<<<<

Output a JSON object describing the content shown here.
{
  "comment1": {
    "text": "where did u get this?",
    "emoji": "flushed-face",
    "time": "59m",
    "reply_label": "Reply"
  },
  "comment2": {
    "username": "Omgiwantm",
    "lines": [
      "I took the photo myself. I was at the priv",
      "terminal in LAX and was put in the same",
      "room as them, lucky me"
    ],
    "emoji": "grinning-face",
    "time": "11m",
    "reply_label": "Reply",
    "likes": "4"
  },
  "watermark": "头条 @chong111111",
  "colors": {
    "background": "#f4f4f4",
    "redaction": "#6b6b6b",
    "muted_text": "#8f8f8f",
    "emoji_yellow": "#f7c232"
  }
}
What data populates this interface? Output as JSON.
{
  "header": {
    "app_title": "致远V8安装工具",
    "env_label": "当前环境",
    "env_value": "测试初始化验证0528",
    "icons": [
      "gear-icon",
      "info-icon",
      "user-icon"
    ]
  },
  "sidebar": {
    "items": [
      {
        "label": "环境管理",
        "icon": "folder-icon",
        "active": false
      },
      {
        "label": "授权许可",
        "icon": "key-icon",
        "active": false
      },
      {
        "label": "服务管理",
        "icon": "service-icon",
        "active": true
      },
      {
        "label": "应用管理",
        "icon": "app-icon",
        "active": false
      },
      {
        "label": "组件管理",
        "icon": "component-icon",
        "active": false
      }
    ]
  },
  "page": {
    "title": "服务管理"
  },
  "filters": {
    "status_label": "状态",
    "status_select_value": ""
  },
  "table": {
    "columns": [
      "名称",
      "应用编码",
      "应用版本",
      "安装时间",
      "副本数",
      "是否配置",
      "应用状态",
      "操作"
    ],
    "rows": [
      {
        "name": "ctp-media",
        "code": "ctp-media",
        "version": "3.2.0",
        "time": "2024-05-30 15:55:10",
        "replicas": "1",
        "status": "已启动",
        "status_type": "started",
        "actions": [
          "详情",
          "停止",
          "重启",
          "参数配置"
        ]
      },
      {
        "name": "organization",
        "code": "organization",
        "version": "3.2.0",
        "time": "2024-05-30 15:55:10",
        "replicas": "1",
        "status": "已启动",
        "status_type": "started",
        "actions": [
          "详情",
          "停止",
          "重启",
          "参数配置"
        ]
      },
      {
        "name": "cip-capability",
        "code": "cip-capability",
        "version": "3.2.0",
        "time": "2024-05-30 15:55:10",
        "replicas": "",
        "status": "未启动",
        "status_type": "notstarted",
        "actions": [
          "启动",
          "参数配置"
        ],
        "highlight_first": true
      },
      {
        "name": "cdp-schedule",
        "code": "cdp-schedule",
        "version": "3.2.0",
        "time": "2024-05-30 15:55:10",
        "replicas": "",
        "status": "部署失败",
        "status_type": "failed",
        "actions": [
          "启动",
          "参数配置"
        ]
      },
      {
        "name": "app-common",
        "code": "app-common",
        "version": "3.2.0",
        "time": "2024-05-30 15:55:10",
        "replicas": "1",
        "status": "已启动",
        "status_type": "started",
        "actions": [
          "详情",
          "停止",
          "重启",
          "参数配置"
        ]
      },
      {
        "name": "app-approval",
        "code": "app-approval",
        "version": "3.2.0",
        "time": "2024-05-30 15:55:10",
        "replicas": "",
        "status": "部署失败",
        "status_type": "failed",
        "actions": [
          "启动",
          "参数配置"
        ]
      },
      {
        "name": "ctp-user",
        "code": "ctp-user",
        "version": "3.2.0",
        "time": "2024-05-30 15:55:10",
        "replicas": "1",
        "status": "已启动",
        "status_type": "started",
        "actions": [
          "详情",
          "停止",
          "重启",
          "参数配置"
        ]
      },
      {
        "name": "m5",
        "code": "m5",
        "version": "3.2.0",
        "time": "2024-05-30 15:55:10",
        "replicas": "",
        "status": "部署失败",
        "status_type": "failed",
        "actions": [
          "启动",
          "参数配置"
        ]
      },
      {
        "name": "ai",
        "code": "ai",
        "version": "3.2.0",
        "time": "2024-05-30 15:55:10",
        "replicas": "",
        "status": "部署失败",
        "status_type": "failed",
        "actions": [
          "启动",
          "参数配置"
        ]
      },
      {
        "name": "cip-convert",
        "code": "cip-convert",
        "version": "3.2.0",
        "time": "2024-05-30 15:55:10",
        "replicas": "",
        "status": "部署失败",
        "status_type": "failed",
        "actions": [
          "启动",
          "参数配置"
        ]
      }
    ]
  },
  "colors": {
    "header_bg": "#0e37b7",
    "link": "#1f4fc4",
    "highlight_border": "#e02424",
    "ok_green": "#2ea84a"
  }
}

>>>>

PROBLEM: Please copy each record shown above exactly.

RESULT:
Output a JSON object describing the content shown here.
{
  "comment1": {
    "text": "where did u get this?",
    "emoji": "flushed-face",
    "time": "59m",
    "reply_label": "Reply"
  },
  "comment2": {
    "username": "Omgiwantm",
    "lines": [
      "I took the photo myself. I was at the priv",
      "terminal in LAX and was put in the same",
      "room as them, lucky me"
    ],
    "emoji": "grinning-face",
    "time": "11m",
    "reply_label": "Reply",
    "likes": "4"
  },
  "watermark": "头条 @chong111111",
  "colors": {
    "background": "#f4f4f4",
    "redaction": "#6b6b6b",
    "muted_text": "#8f8f8f",
    "emoji_yellow": "#f7c232"
  }
}
What data populates this interface? Output as JSON.
{
  "header": {
    "app_title": "致远V8安装工具",
    "env_label": "当前环境",
    "env_value": "测试初始化验证0528",
    "icons": [
      "gear-icon",
      "info-icon",
      "user-icon"
    ]
  },
  "sidebar": {
    "items": [
      {
        "label": "环境管理",
        "icon": "folder-icon",
        "active": false
      },
      {
        "label": "授权许可",
        "icon": "key-icon",
        "active": false
      },
      {
        "label": "服务管理",
        "icon": "service-icon",
        "active": true
      },
      {
        "label": "应用管理",
        "icon": "app-icon",
        "active": false
      },
      {
        "label": "组件管理",
        "icon": "component-icon",
        "active": false
      }
    ]
  },
  "page": {
    "title": "服务管理"
  },
  "filters": {
    "status_label": "状态",
    "status_select_value": ""
  },
  "table": {
    "columns": [
      "名称",
      "应用编码",
      "应用版本",
      "安装时间",
      "副本数",
      "是否配置",
      "应用状态",
      "操作"
    ],
    "rows": [
      {
        "name": "ctp-media",
        "code": "ctp-media",
        "version": "3.2.0",
        "time": "2024-05-30 15:55:10",
        "replicas": "1",
        "status": "已启动",
        "status_type": "started",
        "actions": [
          "详情",
          "停止",
          "重启",
          "参数配置"
        ]
      },
      {
        "name": "organization",
        "code": "organization",
        "version": "3.2.0",
        "time": "2024-05-30 15:55:10",
        "replicas": "1",
        "status": "已启动",
        "status_type": "started",
        "actions": [
          "详情",
          "停止",
          "重启",
          "参数配置"
        ]
      },
      {
        "name": "cip-capability",
        "code": "cip-capability",
        "version": "3.2.0",
        "time": "2024-05-30 15:55:10",
        "replicas": "",
        "status": "未启动",
        "status_type": "notstarted",
        "actions": [
          "启动",
          "参数配置"
        ],
        "highlight_first": true
      },
      {
        "name": "cdp-schedule",
        "code": "cdp-schedule",
        "version": "3.2.0",
        "time": "2024-05-30 15:55:10",
        "replicas": "",
        "status": "部署失败",
        "status_type": "failed",
        "actions": [
          "启动",
          "参数配置"
        ]
      },
      {
        "name": "app-common",
        "code": "app-common",
        "version": "3.2.0",
        "time": "2024-05-30 15:55:10",
        "replicas": "1",
        "status": "已启动",
        "status_type": "started",
        "actions": [
          "详情",
          "停止",
          "重启",
          "参数配置"
        ]
      },
      {
        "name": "app-approval",
        "code": "app-approval",
        "version": "3.2.0",
        "time": "2024-05-30 15:55:10",
        "replicas": "",
        "status": "部署失败",
        "status_type": "failed",
        "actions": [
          "启动",
          "参数配置"
        ]
      },
      {
        "name": "ctp-user",
        "code": "ctp-user",
        "version": "3.2.0",
        "time": "2024-05-30 15:55:10",
        "replicas": "1",
        "status": "已启动",
        "status_type": "started",
        "actions": [
          "详情",
          "停止",
          "重启",
          "参数配置"
        ]
      },
      {
        "name": "m5",
        "code": "m5",
        "version": "3.2.0",
        "time": "2024-05-30 15:55:10",
        "replicas": "",
        "status": "部署失败",
        "status_type": "failed",
        "actions": [
          "启动",
          "参数配置"
        ]
      },
      {
        "name": "ai",
        "code": "ai",
        "version": "3.2.0",
        "time": "2024-05-30 15:55:10",
        "replicas": "",
        "status": "部署失败",
        "status_type": "failed",
        "actions": [
          "启动",
          "参数配置"
        ]
      },
      {
        "name": "cip-convert",
        "code": "cip-convert",
        "version": "3.2.0",
        "time": "2024-05-30 15:55:10",
        "replicas": "",
        "status": "部署失败",
        "status_type": "failed",
        "actions": [
          "启动",
          "参数配置"
        ]
      }
    ]
  },
  "colors": {
    "header_bg": "#0e37b7",
    "link": "#1f4fc4",
    "highlight_border": "#e02424",
    "ok_green": "#2ea84a"
  }
}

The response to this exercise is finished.